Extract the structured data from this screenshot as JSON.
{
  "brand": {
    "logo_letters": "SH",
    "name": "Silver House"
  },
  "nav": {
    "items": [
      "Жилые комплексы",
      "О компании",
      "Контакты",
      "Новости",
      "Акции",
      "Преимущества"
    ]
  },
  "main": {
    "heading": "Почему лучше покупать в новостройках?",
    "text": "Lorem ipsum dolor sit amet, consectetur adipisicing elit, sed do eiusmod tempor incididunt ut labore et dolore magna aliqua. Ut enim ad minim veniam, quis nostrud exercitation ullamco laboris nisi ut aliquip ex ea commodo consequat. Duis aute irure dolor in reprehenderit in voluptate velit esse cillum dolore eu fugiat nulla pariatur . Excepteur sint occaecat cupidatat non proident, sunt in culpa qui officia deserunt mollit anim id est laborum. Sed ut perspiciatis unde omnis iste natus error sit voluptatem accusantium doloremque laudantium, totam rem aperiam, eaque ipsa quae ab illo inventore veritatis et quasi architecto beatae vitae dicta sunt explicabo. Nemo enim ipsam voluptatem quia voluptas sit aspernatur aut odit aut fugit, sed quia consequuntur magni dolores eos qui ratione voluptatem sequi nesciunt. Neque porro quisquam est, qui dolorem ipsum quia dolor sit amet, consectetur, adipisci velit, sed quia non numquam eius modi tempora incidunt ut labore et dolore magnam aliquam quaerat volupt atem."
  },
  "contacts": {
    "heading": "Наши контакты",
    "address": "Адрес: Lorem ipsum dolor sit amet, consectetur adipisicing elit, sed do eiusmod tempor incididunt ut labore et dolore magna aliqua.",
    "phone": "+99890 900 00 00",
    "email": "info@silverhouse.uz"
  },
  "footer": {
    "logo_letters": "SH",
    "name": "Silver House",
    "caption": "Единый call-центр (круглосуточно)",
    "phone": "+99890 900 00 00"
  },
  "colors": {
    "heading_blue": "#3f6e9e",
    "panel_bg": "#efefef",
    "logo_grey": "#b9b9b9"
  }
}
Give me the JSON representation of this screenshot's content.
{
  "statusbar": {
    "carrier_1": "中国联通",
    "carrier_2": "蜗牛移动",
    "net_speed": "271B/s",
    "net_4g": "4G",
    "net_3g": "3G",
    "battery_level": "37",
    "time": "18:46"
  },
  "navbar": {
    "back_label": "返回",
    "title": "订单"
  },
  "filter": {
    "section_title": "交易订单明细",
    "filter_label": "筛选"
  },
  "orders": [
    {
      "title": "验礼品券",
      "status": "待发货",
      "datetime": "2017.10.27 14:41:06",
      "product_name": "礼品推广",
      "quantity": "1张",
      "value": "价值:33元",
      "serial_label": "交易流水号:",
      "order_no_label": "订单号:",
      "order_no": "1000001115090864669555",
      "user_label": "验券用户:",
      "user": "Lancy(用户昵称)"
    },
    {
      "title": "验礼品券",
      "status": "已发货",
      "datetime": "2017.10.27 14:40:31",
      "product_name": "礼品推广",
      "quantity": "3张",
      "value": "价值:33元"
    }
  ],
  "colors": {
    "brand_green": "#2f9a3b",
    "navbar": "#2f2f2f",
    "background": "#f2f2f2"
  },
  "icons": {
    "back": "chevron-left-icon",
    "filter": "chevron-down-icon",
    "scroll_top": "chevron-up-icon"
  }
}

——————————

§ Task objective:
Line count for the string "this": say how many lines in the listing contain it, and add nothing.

§ Answer space:
2